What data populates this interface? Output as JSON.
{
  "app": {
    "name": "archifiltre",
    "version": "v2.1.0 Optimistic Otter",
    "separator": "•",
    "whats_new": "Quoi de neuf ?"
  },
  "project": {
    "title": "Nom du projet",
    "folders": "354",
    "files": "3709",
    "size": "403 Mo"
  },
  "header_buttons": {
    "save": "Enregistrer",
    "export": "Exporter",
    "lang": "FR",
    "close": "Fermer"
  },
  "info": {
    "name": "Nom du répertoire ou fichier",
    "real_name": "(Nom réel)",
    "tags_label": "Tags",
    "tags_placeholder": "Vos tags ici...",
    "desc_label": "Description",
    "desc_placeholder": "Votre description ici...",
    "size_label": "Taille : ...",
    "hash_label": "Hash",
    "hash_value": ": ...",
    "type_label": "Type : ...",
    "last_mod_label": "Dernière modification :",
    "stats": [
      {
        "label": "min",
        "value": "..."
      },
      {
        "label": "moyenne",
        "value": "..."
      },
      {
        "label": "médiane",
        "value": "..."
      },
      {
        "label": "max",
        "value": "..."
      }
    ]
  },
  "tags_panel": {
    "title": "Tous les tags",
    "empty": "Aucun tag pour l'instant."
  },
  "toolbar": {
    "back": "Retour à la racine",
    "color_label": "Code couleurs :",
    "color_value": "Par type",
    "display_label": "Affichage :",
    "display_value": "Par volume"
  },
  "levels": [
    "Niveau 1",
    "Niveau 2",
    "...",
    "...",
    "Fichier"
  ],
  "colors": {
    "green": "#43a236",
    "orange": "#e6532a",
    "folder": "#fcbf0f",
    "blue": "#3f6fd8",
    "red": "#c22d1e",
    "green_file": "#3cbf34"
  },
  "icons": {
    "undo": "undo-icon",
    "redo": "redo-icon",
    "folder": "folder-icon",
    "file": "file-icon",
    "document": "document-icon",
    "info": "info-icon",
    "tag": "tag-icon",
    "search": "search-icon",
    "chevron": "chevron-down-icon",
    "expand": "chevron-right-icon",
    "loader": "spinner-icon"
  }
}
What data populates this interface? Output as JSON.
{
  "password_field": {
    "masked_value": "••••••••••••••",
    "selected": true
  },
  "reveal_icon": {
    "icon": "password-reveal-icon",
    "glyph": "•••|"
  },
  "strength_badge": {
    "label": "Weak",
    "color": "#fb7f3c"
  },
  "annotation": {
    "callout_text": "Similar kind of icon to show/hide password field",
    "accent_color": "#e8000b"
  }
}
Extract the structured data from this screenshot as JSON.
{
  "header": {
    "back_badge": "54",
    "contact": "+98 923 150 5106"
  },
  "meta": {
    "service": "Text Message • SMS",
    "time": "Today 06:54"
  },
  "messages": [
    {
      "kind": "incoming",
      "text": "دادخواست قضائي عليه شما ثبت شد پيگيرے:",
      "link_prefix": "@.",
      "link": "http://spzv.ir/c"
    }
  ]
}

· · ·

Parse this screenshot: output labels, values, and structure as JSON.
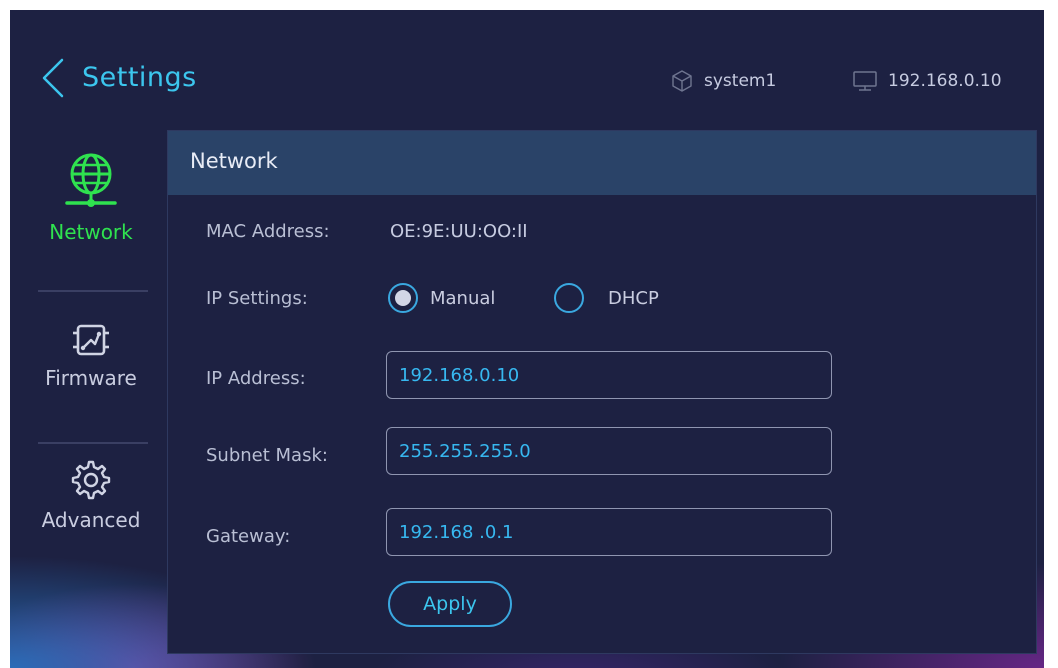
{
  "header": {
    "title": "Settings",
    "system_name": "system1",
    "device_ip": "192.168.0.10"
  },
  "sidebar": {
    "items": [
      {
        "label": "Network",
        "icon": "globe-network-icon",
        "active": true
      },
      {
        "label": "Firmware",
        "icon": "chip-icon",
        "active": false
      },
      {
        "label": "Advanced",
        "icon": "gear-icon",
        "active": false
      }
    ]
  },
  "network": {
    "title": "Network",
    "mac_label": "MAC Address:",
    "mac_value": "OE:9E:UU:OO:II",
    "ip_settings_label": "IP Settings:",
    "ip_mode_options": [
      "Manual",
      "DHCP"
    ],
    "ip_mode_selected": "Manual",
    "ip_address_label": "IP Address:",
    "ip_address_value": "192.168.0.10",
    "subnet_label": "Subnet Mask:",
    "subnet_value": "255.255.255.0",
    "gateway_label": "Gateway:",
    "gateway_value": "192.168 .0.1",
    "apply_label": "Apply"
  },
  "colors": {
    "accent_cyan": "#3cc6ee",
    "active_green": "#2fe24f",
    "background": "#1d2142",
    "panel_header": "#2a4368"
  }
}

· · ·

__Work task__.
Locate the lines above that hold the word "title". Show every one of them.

__Completed exercise__.
    "title": "Nom du projet",
    "title": "Tous les tags",
    "title": "Settings",
    "title": "Network",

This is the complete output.